Genentech, a member of the Roche Group, has reported that the BREVACTA study of Actemra (tocilizumab) given by subcutaneous injection to rheumatoid arthritis (RA) patients met its primary endpoint.
In the randomised, double-blind, parallel-group study, after 24 weeks of treatment, RA patients who received Actemra every two weeks were significantly more likely to have experienced at least a 20% improvement in tender and swollen joints compared to those given placebo injections (ACR20).
Genentech global product development head and chief medical officer Hal Barron said the two studies mark a significant milestone for Actemra, consistently demonstrating that a subcutaneous formulation provides clinically meaningful results for patients with RA.
"If approved, doctors and patients will have an important alternative treatment option to choose from," Barron added.
BREVACTA was designed to assess the efficacy of treatment with Actemra 162mg SC given every two weeks versus placebo given every two weeks, both in combination with DMARDs, based on ACR20 response at week 24.
The adverse event profile of Actemra SC observed in the preliminary safety analysis was consistent with previous findings.
A secondary endpoint in BREVACTA, analysis of x-ray results, also showed patients who received Actemra SC every two weeks were significantly less likely to have experienced worsening joint damage at week 24 than those given a placebo SC injection in combination with disease-modifying antirheumatic drugs.

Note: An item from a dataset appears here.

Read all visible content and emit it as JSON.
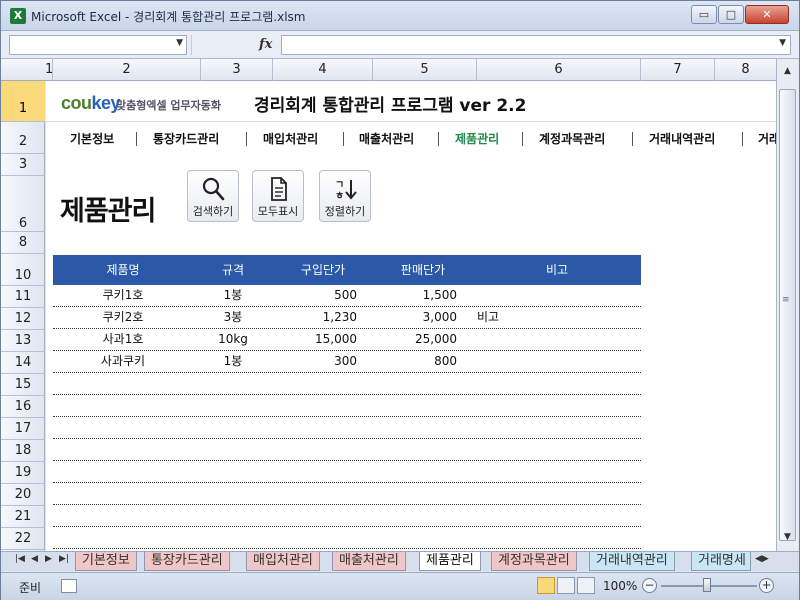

Statistical significance was also achieved on other key secondary endpoints including ACR50 and 70, DAS28 low disease activity and DAS28 remission, according to Genentech.
Genentech expects to submit the data to the USFDA to gain approval for the SC formulation of ACTEMRA.
Image: Genentech Actemra subcutaneous formulation demonstrated clinically meaningful results in RA patients. Photo: Coolcaesar at en.wikipedia.